At least, that’s been the story of the European Curling Championships so far. They’re happening as I write this. It’s live on YouTube, and as jaypek94 said, “Hard to believe there are only 97 people watching this!” To jaypek94, I’d posit that there are actually 90-something families huddled around computers, skipping work and generally letting the foundations of their lives crumble just to watch curling, which brings that number closer to 270. I mean, free curling! (It’s actually not bad background sound, a white-ish noise of unintelligible Nordic and Eastern European screaming, brushes scraping ice, and occasionally-clanking rocks.) But if only 97 people are seeing these Norwegian uniforms on a consistent basis, then it’s kind of sad.
The typical curling uniform consists of some kind of short-sleeve shirt, black trousers, and black shoes. Norway’s pants, though, are an extended, repeating Norwegian flag that kind of looks like a windowpane covered in the blood of their competitors because Norway does not mess around on the ice. Dudes are vicious. They’re 6-1, tied for first with Sweden, losing their one match to a desperate Scottish team whose best curler was “Struggling with my confidence a wee bit. Struggling with ice a wee bit.”

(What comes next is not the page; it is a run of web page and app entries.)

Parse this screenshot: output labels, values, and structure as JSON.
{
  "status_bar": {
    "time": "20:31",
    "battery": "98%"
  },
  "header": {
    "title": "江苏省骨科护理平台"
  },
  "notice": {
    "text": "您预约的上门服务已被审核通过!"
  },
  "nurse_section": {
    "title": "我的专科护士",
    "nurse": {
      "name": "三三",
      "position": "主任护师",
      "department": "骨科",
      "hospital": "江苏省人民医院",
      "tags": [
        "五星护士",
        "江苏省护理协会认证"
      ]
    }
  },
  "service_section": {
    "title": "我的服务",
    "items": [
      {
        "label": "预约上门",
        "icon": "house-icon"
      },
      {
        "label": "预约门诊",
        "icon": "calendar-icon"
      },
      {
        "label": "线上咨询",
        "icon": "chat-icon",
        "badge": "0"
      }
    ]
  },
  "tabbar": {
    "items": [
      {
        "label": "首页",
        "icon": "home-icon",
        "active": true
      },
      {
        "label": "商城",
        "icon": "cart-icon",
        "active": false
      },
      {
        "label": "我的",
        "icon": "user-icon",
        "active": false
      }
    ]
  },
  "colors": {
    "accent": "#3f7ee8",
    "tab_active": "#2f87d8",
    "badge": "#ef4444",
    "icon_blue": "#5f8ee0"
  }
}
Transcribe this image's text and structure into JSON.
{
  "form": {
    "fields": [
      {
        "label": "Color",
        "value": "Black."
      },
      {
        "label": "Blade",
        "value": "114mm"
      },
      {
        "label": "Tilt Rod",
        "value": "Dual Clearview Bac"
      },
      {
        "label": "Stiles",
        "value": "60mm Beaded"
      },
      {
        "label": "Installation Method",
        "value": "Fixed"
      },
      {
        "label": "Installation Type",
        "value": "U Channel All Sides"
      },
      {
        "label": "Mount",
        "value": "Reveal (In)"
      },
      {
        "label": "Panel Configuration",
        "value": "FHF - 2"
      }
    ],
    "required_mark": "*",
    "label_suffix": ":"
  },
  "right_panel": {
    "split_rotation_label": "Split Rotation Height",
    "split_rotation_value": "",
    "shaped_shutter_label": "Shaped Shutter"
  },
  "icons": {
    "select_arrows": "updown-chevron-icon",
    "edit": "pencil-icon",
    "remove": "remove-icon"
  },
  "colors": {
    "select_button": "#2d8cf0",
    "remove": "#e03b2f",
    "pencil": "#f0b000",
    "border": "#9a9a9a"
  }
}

If you stare at these pants for long enough, you will die—because, if you do anything for long enough, you will die. A flag is a symbol, though, a normally rectangular thing that is what it is: a flag. It’s a design on a constant-size rectangular fabric—beginning and ending there. But flag-pants are something certainly more sinister because how many flags actually are there here? There’s an infinite number if you really think about it, and well, contemplate infinity for too long and you will cease to exist.
Beyond generally rendering human life to be pointless, flag-pants do two things. They rep’ a country, but they also commodify an entire nation as a way to keep warm, to not be naked, and to say something about yourself. Because, most of the time, the pants you wear say something about you. They’re on your legs for one reason or another. (We already know these guys are Norweigan, so it goes beyond wanting to be identified correctly.) In that these pants are uniforms, though, someone on Norway’s team probably begrudgingly puts them on one leg at a time—curlers are just like us, guys—wondering what’s wrong with everyone else’s black pants. But someone, at some point in the history of the world, thought these pants would be a good idea.
(Norway has a tradition of wearing Norse-vomit-pattern pants.)
After a win over Denmark on Sunday, Norway’s team leader and lead curler, Thomas Ulsrud, was asked about an illness he was suffering from the day before. “The only problem is I’m feeling better now,” Ulsrud said, “but I’m playing not that good. Yesterday, I was feeling shit and playing good. So now it’s the opposite.
It’s a reminder of the fleeting nature of the human condition, but more generally a reminder that we are all human. We do everything we do—like watch curling, wear stupid legwear, or watch curling in order to see stupid legwear—for reasons, however specific, nebulous, and unable-to-be-articulated they are. And still, things happen that we can’t control. Living a life is a contradiction mirrored by a volatile curling performance. Things happen because we want them to, but they also happen, more often than they don’t, outside of our volition. Today, you put on your pants because you wanted to—and that lets you know you’re alive. Yet, the first time you don’t put on your own pants is the last time you’ll ever get dressed.